Inspired by former House Speaker Newt Gingrich’s observation that “…females have biological problems staying in a ditch for thirty days because they get infections and they don’t have upper body strength…,” the B.U.R.K.H.A provides top-to-bottom protection for its wearer, as well as an exoskeletal strength booster and automated “infections” control.
A reader at DailyKos asks: “How heavy is this thing? I’m all for it, but if women are going to be lugging around some space suit to serve that can’t be helpful.”
Most of the details of the B.U.R.K.H.A. are still under wraps, but with the air conditioning unit needed for the expected desert war scenarios, I expect it’ll probably weigh at least 50kg. Of course, that includes the servo-assisted titanium alloy exoskeleton.
Mr Coleman said he didn’t think Mr Galloway had been a “credible witness”. If it was found he had lied under oath, there would be “consequences”, he said.
Consequences? Like what? Are they going to send a team of black helicopters to Bethnal Green and Bow to “render” Galloway to Guantanamo? Does Coleman seriously think the Senate can threaten Galloway with anything? Or is this more along the lines of the Bill O’Reilly Boycott of Canada?
As anyone following the Newsweek Koran/Quran flushing story knows by now, the Pentagon didn’t have anything to say about it for ten days after the article was published, until people started dying in Afghan demonstrations. Apparently, the Muslim world reads American weeklies more closely than the US government does.
The New York Times article today contains this little bit of between-the-lines reporting showing just how out-of-touch (or duplicitious) the American intelligence services are:

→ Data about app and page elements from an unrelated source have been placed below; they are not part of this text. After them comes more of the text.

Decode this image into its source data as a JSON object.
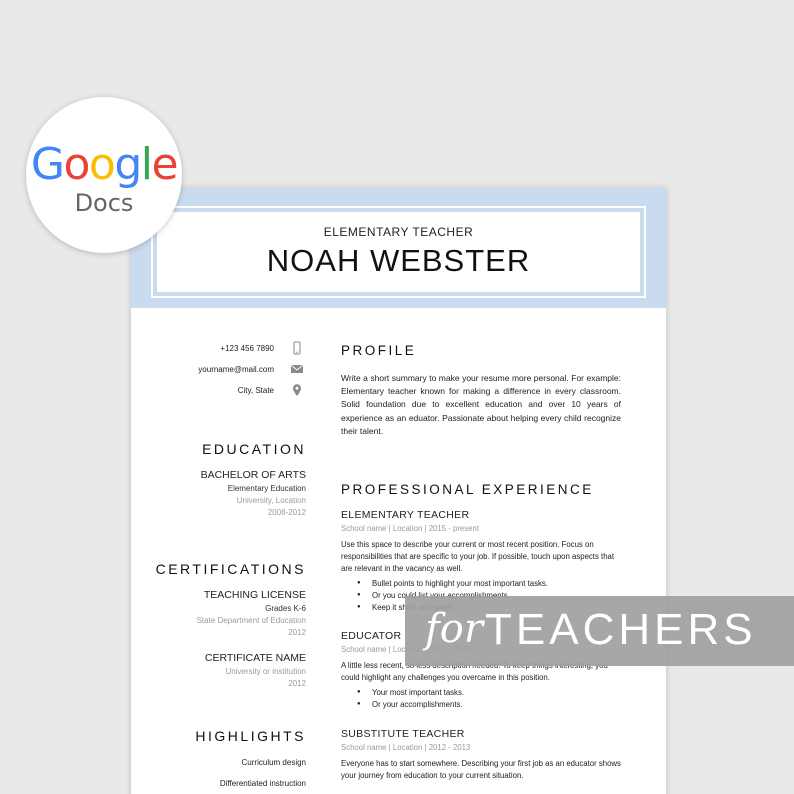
{
  "badge": {
    "google_letters": [
      {
        "ch": "G",
        "color": "#4285F4"
      },
      {
        "ch": "o",
        "color": "#EA4335"
      },
      {
        "ch": "o",
        "color": "#FBBC05"
      },
      {
        "ch": "g",
        "color": "#4285F4"
      },
      {
        "ch": "l",
        "color": "#34A853"
      },
      {
        "ch": "e",
        "color": "#EA4335"
      }
    ],
    "docs": "Docs"
  },
  "banner": {
    "for": "for",
    "teachers": "TEACHERS"
  },
  "resume": {
    "header": {
      "job_title": "ELEMENTARY TEACHER",
      "name": "NOAH WEBSTER",
      "band_color": "#c9dbee"
    },
    "contact": [
      {
        "text": "+123 456 7890",
        "icon": "phone-icon"
      },
      {
        "text": "yourname@mail.com",
        "icon": "mail-icon"
      },
      {
        "text": "City, State",
        "icon": "location-icon"
      }
    ],
    "education": {
      "title": "EDUCATION",
      "degree": "BACHELOR OF ARTS",
      "field": "Elementary Education",
      "school": "University, Location",
      "years": "2008-2012"
    },
    "certifications": {
      "title": "CERTIFICATIONS",
      "items": [
        {
          "name": "TEACHING LICENSE",
          "sub": "Grades K-6",
          "issuer": "State Department of Education",
          "year": "2012"
        },
        {
          "name": "CERTIFICATE NAME",
          "sub": "",
          "issuer": "University or institution",
          "year": "2012"
        }
      ]
    },
    "highlights": {
      "title": "HIGHLIGHTS",
      "items": [
        "Curriculum design",
        "Differentiated instruction"
      ]
    },
    "profile": {
      "title": "PROFILE",
      "text": "Write a short summary to make your resume more personal. For example: Elementary teacher known for making a difference in every classroom. Solid foundation due to excellent education and over 10 years of experience as an eduator. Passionate about helping every child recognize their talent."
    },
    "experience": {
      "title": "PROFESSIONAL EXPERIENCE",
      "jobs": [
        {
          "title": "ELEMENTARY TEACHER",
          "meta": "School name | Location | 2015 - present",
          "desc": "Use this space to describe your current or most recent position. Focus on responsibilities that are specific to your job. If possible, touch upon aspects that are relevant in the vacancy as well.",
          "bullets": [
            "Bullet points to highlight your most important tasks.",
            "Or you could list your accomplishments.",
            "Keep it short and sweet."
          ]
        },
        {
          "title": "EDUCATOR",
          "meta": "School name | Location | 2013 - 2015",
          "desc": "A little less recent, so less description needed. To keep things interesting, you could highlight any challenges you overcame in this position.",
          "bullets": [
            "Your most important tasks.",
            "Or your accomplishments."
          ]
        },
        {
          "title": "SUBSTITUTE TEACHER",
          "meta": "School name | Location | 2012 - 2013",
          "desc": "Everyone has to start somewhere. Describing your first job as an educator shows your journey from education to your current situation.",
          "bullets": []
        }
      ]
    }
  }
}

The outcry over the Newsweek article apparently began in Pakistan, when Imran Khan, the legendary cricketer turned opposition politician, summoned reporters to a press conference on May 6 to draw attention to it. Once close to the Pakistani president, Gen. Pervez Musharraf, and a onetime crusader against corruption, Mr. Khan has been vocal in recent years against United States strikes in Afghanistan and Iraq.
“Islam is under attack in the name of the war on terror,” Mr. Khan, now one of General Musharraf’s most stalwart critics, told reporters. He pressed the Musharraf regime to demand an apology from Washington.
For the next several days, the report dominated the front pages of English and Urdu-language newspapers in Pakistan and became the center of debate in the Pakistan Parliament. Predictably, a coalition of Islamist parties seized on the Newsweek report to accuse General Musharraf’s government of colluding with the West against Islam. But the criticism was not limited to the religious right. Legislators from across the political spectrum denounced the reported desecration, and by Friday, May 13, Parliament had passed a unanimous resolution condemning it.
So for a week — beginning the day after the much-touted capture of Abu Faraj al-Libbi, the latest #3 al-Qaeda guy — this was an issue in Pakistan, one of our allies in the War on Terror. It was a big enough issue that it made it to a resolution in their Parliament. Wouldn’t that have been an ideal time for the administration to deny that the incident had happened instead of waiting for the situation to get worse? Is anyone paying attention to what’s going on over there?
Scott McClellan, Larry DiRita, and the rest of the crowd pretending this is Newsweek‘s fault should be asked why the administration or Pentagon didn’t address this issue when it became a news story in Pakistan. If they claim they didn’t know it was an issue, people should consider how it’s possible that something could be in the news over there for a week and make it onto the floor of the Pakistani Parliament without someone in the Bush administration knowing about it. Then again, if you can’t get the information from someone by desecrating their religious practices, I suppose it’s not real information.